Interface dataset entries:

%%

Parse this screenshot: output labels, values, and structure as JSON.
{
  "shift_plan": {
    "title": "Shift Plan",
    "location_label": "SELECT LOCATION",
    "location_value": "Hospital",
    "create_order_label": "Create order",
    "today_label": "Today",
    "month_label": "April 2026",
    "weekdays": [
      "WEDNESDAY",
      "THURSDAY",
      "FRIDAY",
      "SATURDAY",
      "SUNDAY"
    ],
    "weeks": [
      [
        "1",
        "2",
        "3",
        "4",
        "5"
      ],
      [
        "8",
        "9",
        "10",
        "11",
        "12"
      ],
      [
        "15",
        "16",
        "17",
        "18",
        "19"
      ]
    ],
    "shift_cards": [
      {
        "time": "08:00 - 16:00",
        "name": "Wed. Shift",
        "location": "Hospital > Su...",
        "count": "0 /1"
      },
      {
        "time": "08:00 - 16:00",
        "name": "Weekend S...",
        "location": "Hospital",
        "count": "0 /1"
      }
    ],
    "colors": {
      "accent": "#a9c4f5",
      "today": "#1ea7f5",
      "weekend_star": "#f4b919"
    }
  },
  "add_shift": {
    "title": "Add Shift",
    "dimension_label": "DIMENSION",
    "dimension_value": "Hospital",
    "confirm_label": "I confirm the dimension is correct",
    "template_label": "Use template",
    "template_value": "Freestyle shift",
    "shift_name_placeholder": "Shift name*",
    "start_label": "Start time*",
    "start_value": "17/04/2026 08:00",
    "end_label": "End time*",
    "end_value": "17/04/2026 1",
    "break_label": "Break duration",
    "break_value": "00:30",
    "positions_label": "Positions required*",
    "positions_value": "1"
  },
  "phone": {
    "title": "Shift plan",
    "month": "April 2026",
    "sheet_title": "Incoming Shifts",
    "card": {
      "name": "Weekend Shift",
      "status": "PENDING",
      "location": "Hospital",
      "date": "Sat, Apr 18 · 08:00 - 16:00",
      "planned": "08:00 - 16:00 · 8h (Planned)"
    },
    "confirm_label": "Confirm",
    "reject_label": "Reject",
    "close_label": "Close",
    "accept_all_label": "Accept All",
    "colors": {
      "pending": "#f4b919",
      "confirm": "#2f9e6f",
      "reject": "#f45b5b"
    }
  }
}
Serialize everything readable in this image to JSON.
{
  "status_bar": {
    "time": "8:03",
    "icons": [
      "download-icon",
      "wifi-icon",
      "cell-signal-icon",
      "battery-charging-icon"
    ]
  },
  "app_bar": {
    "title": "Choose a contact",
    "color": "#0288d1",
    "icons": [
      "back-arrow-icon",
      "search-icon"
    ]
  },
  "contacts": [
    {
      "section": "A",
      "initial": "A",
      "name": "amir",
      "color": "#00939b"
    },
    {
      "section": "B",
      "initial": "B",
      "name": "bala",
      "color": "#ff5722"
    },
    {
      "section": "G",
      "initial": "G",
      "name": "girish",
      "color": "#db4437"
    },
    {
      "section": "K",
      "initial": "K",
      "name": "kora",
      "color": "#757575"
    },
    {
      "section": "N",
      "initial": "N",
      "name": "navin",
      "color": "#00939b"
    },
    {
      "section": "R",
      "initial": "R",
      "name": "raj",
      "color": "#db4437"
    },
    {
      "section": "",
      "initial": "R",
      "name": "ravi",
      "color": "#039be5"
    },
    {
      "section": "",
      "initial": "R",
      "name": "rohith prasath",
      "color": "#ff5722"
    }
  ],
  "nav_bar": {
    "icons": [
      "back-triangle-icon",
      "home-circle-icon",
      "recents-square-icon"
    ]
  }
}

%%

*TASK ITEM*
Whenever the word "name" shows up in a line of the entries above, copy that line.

*ANSWER TO THE EXERCISE*
        "name": "Wed. Shift",
        "name": "Weekend S...",
    "shift_name_placeholder": "Shift name*",
      "name": "Weekend Shift",
      "name": "amir",
      "name": "bala",
      "name": "girish",
      "name": "kora",
      "name": "navin",
      "name": "raj",
      "name": "ravi",
      "name": "rohith prasath",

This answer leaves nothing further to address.